Elizabeth became a Christian at age 17. While attending Toronto Bible School (now Tyndale University College and Seminary) along with Mennonite young women, she boarded and helped out at the Mennonite mission. In spring 1910 she began serving at the mission full time, teaching Sunday school, sewing classes, and led girls' clubs. Still in her 20s, it is reported that she played a significant role in designing the three-storey brick house on Gledhill Avenue which became the Toronto mission house and center of activity for the next 50 years. In January 1914, after John Byler's resignation as superintendent, other women workers at the mission were instructed to relieve Elizabeth of domestic chores so she could do the work of managing the mission--except for preaching. Although she was asked "to take charge" without a title, the name M. E. Brown, superintendent, appears in the minutes of a 20 January 1915 meeting in a list of mostly male mission board officers in attendance.
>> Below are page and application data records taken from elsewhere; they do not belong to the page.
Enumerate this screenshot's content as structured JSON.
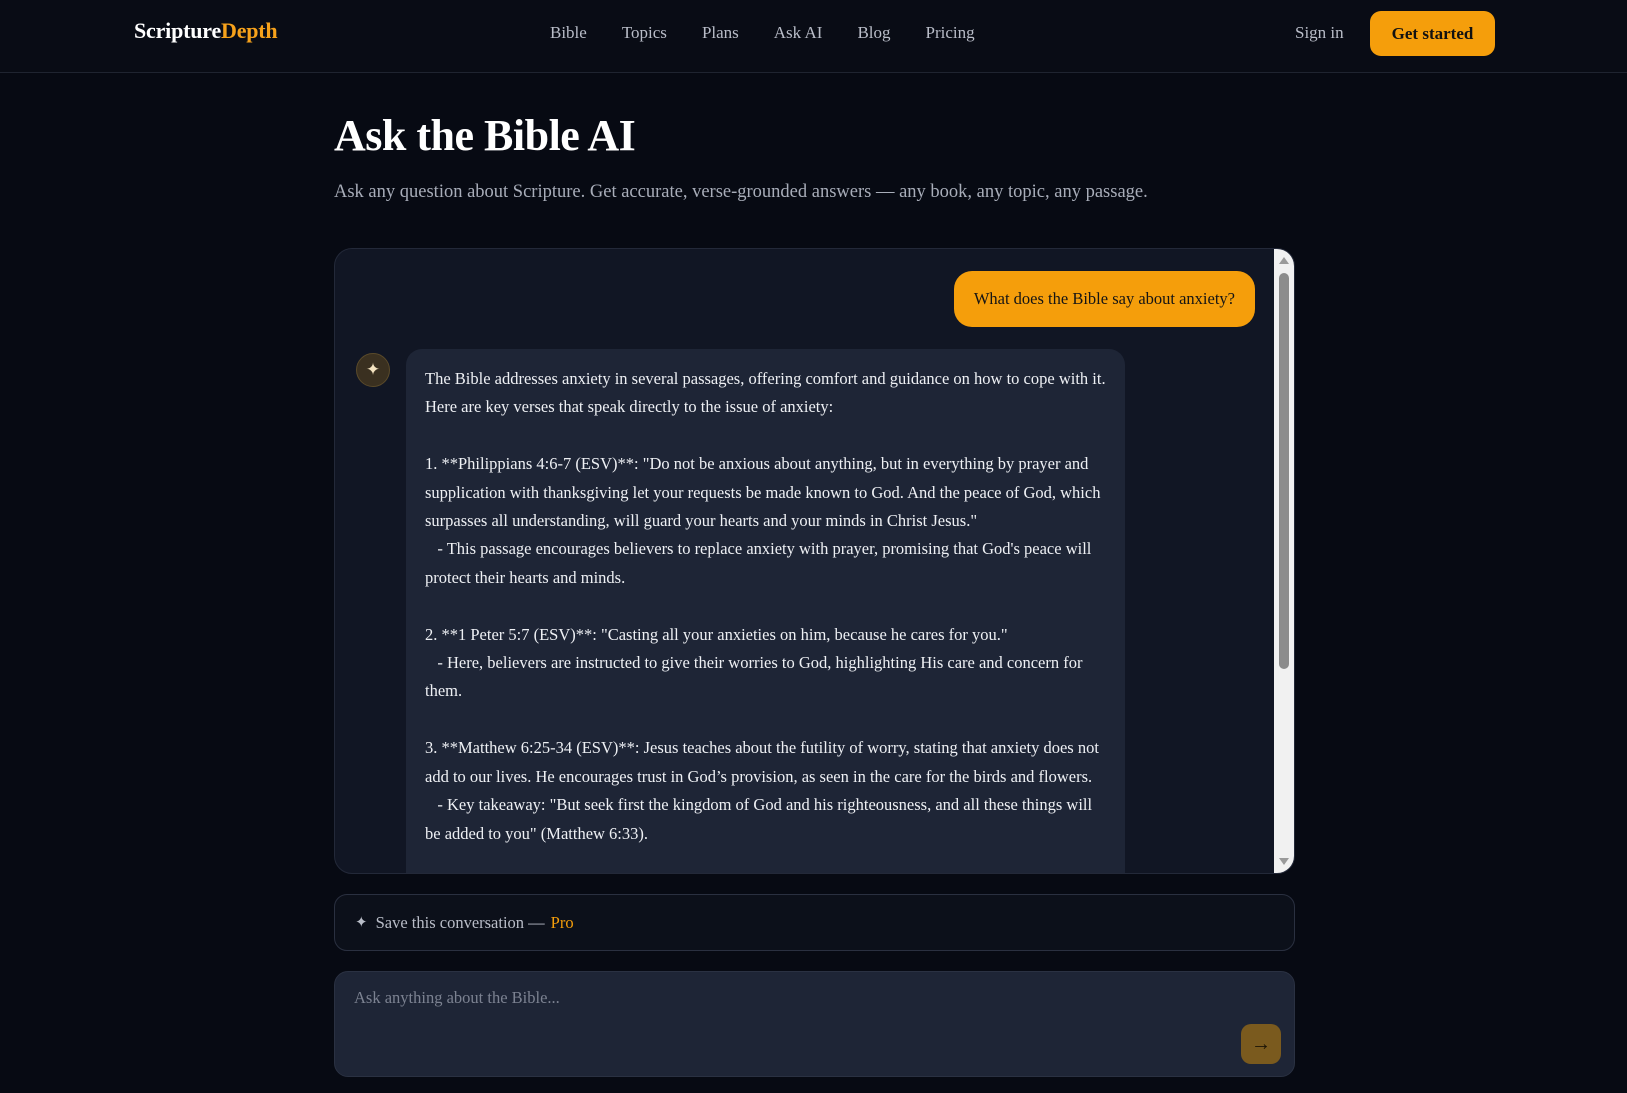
{
  "header": {
    "brand_part1": "Scripture",
    "brand_part2": "Depth",
    "nav": [
      "Bible",
      "Topics",
      "Plans",
      "Ask AI",
      "Blog",
      "Pricing"
    ],
    "signin_label": "Sign in",
    "cta_label": "Get started"
  },
  "hero": {
    "title": "Ask the Bible AI",
    "subtitle": "Ask any question about Scripture. Get accurate, verse-grounded answers — any book, any topic, any passage."
  },
  "chat": {
    "user_message": "What does the Bible say about anxiety?",
    "ai_avatar_icon": "sparkle-icon",
    "ai_message": "The Bible addresses anxiety in several passages, offering comfort and guidance on how to cope with it. Here are key verses that speak directly to the issue of anxiety:\n\n1. **Philippians 4:6-7 (ESV)**: \"Do not be anxious about anything, but in everything by prayer and supplication with thanksgiving let your requests be made known to God. And the peace of God, which surpasses all understanding, will guard your hearts and your minds in Christ Jesus.\"\n   - This passage encourages believers to replace anxiety with prayer, promising that God's peace will protect their hearts and minds.\n\n2. **1 Peter 5:7 (ESV)**: \"Casting all your anxieties on him, because he cares for you.\"\n   - Here, believers are instructed to give their worries to God, highlighting His care and concern for them.\n\n3. **Matthew 6:25-34 (ESV)**: Jesus teaches about the futility of worry, stating that anxiety does not add to our lives. He encourages trust in God’s provision, as seen in the care for the birds and flowers.\n   - Key takeaway: \"But seek first the kingdom of God and his righteousness, and all these things will be added to you\" (Matthew 6:33)."
  },
  "save_bar": {
    "icon": "sparkle-icon",
    "label": "Save this conversation —",
    "pro_label": "Pro"
  },
  "input": {
    "placeholder": "Ask anything about the Bible...",
    "value": "",
    "send_icon": "arrow-right-icon"
  },
  "colors": {
    "accent": "#f59e0b",
    "background": "#070a13",
    "panel": "#111624",
    "bubble": "#1e2536"
  }
}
That year, Simon Menno (S. M.) Kanagy came from Pennsylvania to do pastoral work at the Mennonite mission and to teach music at Toronto Bible College. In April 1915, he was appointed superintendent. Elizabeth and Simon were married on 29 June 1916. They moved to Hesston (Kansas) College in 1920 where Simon taught music and Elizabeth served as matron in the dormitory while continuing her education. Three years later they accepted an assignment at the Mennonite Home Mission in Chicago where they directed the first Vacation Bible School and Elizabeth developed girls' programs.Blair. Elizabeth became a teacher and mentor for girls and women in the congregation and the community, developed children's clubs and, along with Simon, directed Wanner's first Vacation Bible School in 1933. She led inspiring devotions at bi-weekly gatherings of young adult women whose work as domestics in area homes prevented them from attending regular Sunday worship services.
“We have had many Marthas ... but fewer women such as Elizabeth whose gracious personality, warmth of character and wealth of experience were such a source of strength to others,” wrote Wanner's Edna (Hunsperger) Bowman for a Women's Mission and Service Commission publication in 1983.
Bechtel, Ken. Strangers Within the Gates: Wanner Mennonite Church. Cambridge, Ont.: The Church, 1987.
Burkhardt, Ferne. “The Origins and Development of the Toronto Mennonite Mission: Women Were Key Players, but Won Few Medals.” Unpublished paper, 1991.
The Reesor Family in Canada: Genealogical and Historical Records, 1804-2004. Locust Hill, Ont.: Reesor Family in Canada Genealogical and Historical Society, 2004: 698-699.
Roth, Lorraine. Willing Service: Stories of Ontario Mennonite Women. Waterloo, Ont.: Mennonite Historical Society of Ontario and the Women's Missionary and Service Commission of Eastern Canada, 1992: 92-94.
|Date Published||April 2013|
Cite This Article
Burkhardt, Ferne. "Kanagy, Margaret Elizabeth Brown (1883-1952)." Global Anabaptist Mennonite Encyclopedia Online. April 2013. Web. 26 Jan 2015. http://gameo.org/index.php?title=Kanagy,_Margaret_Elizabeth_Brown_(1883-1952)&oldid=112134.
Burkhardt, Ferne. (April 2013). Kanagy, Margaret Elizabeth Brown (1883-1952). Global Anabaptist Mennonite Encyclopedia Online. Retrieved 26 January 2015, from http://gameo.org/index.php?title=Kanagy,_Margaret_Elizabeth_Brown_(1883-1952)&oldid=112134.
©1996-2015 by the Global Anabaptist Mennonite Encyclopedia Online. All rights reserved.